-- Data follows --
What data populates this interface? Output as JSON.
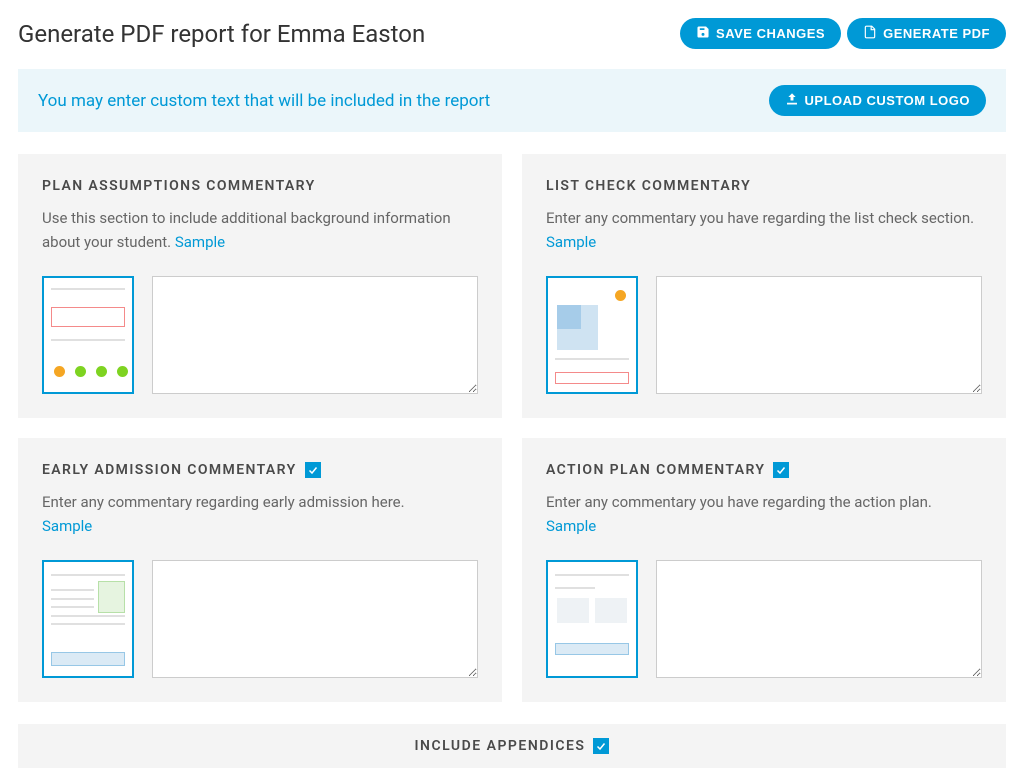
{
  "header": {
    "title": "Generate PDF report for Emma Easton",
    "save_label": "SAVE CHANGES",
    "generate_label": "GENERATE PDF"
  },
  "info_bar": {
    "text": "You may enter custom text that will be included in the report",
    "upload_label": "UPLOAD CUSTOM LOGO"
  },
  "cards": {
    "plan": {
      "title": "PLAN ASSUMPTIONS COMMENTARY",
      "desc_prefix": "Use this section to include additional background information about your student. ",
      "sample": "Sample",
      "has_checkbox": false
    },
    "list_check": {
      "title": "LIST CHECK COMMENTARY",
      "desc_prefix": "Enter any commentary you have regarding the list check section. ",
      "sample": "Sample",
      "has_checkbox": false
    },
    "early_admission": {
      "title": "EARLY ADMISSION COMMENTARY",
      "desc_prefix": "Enter any commentary regarding early admission here. ",
      "sample": "Sample",
      "has_checkbox": true,
      "checked": true
    },
    "action_plan": {
      "title": "ACTION PLAN COMMENTARY",
      "desc_prefix": "Enter any commentary you have regarding the action plan. ",
      "sample": "Sample",
      "has_checkbox": true,
      "checked": true
    }
  },
  "appendices": {
    "title": "INCLUDE APPENDICES",
    "checked": true
  }
}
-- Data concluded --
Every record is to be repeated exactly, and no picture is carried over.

** Answer box **
What data populates this interface? Output as JSON.
{
  "header": {
    "title": "Generate PDF report for Emma Easton",
    "save_label": "SAVE CHANGES",
    "generate_label": "GENERATE PDF"
  },
  "info_bar": {
    "text": "You may enter custom text that will be included in the report",
    "upload_label": "UPLOAD CUSTOM LOGO"
  },
  "cards": {
    "plan": {
      "title": "PLAN ASSUMPTIONS COMMENTARY",
      "desc_prefix": "Use this section to include additional background information about your student. ",
      "sample": "Sample",
      "has_checkbox": false
    },
    "list_check": {
      "title": "LIST CHECK COMMENTARY",
      "desc_prefix": "Enter any commentary you have regarding the list check section. ",
      "sample": "Sample",
      "has_checkbox": false
    },
    "early_admission": {
      "title": "EARLY ADMISSION COMMENTARY",
      "desc_prefix": "Enter any commentary regarding early admission here. ",
      "sample": "Sample",
      "has_checkbox": true,
      "checked": true
    },
    "action_plan": {
      "title": "ACTION PLAN COMMENTARY",
      "desc_prefix": "Enter any commentary you have regarding the action plan. ",
      "sample": "Sample",
      "has_checkbox": true,
      "checked": true
    }
  },
  "appendices": {
    "title": "INCLUDE APPENDICES",
    "checked": true
  }
}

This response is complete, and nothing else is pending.